  31. Reading Framework for NAEP 2009

  32. INFORMATIONAL Text Literary Nonfiction and Historical, Scientific, and Technical Texts • Biographies and autobiographies • Primary sources • Books about history, social studies, science, and the arts • Technical texts, including directions, forms, and information displayed in graphs, charts, or maps • Digital sources on a range of topics

  33. Appendix B: Text Exemplars

  34. Read like a detective! • Use clues / evidence from text • Make non-trivial inferences based on that evidence • Use information from multiple sources within or between text to make arguments

  35. Taking Stock: Balancing Informational and Literary Texts + √ 0 Fully prepared/We are ready to go! We have started but have more work to do. We have yet to tackle this/We have more to learn.

  36. SHIFT 2: Content Area Literacy 6-12 • All content area teachers explicitly teach reading and writing strategies essential to learning and communicating their discipline. • Students are asked questions that give them the opportunity to share evidence from text. • Activities strengthen students’ listening skills as well as their speaking skills. • Students write frequently about what they are reading and learning, drawing evidence in the text. • Reading and writing strategies are presented consistently across all content areas. • Multiple texts, presented in diverse formats, are used to integrate information on a given topic. • Primary sources of information are used widely. • Teachers present the information in the text rather than expecting students to read for understanding. • Text is used as a reference rather than a source of information. • No connection between the reading and writing assignment. • No instruction is provided on reading or writing strategies appropriate to the content area. • A single text is used for all reading assignments. SEE NOT SEE

  37. Reading Standards for Literacy in History/Social Studies, Science and Technical Subjects 6-12 • Reading critical to building knowledge • Appreciation for norms and conventions • Evidence • Understanding domain specific words • Analyze, evaluate, argue, synthesize • Complement the disciplines: Foundation

  38. Task 1: After researching ________ (informational texts) on ________ (content), write a/an ________ (essay or substitute) that argues your position on ________ (content). Support your position with evidence from your research. L2 Be sure to acknowledge competing views. L3 Give examples from past or current events or issues to illustrate and clarify your position.

  39. General Science LDC Task 18 for Background Research: After researching and reading ___________(multiple types of sources including: scientific journal publications, book chapters, and other texts) on the ________ (problem) you are investigating, write a review of the literature that summarizes the current state of the problem, describes the major lines of evidence foregrounded in each source, and specifies the implications of that research for your problem of _______(problem). Identify any gaps or unanswered questions that your research will address. Include a reference list. (Informational or Explanatory/Synthesis)

  40. Library of Congress Grant

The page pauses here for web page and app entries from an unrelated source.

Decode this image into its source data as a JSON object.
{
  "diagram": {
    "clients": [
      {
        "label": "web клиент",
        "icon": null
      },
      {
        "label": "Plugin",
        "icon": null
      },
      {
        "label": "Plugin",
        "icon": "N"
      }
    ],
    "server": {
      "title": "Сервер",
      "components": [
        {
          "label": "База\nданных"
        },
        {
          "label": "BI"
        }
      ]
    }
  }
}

  41. Taking Stock: Content Area Literacy + √ 0 Fully prepared/We are ready to go! We have started but have more work to do. We have yet to tackle this/We have more to learn.

  42. SHIFT 3: Regular Practice with Complex Text • Same, grade-appropriate, high-quality text for all. • Appropriate scaffolding to help students understand complex text, based on individual needs, building toward goal of independent reading. • Reading strategies embedded in the activity of reading rather than as a separate body of material. • Students required to think critically about the text. • Instruction often centered on multiple close readings in order to develop deep understanding. • Teachers can identify and evaluate the complexity of text in their content areas. • Students read from complex texts from a wide variety of text structures (narrative, cause and effect, compare and contrast, etc.) • Students always receive different levels of text based on their reading ability. • No instruction is provided for reading strategies to approach complex text. • Students are given a summary of the text prior to reading it. • No support is provided for students who read below grade level. • Majority of text uses a single text structure. SEE NOT SEE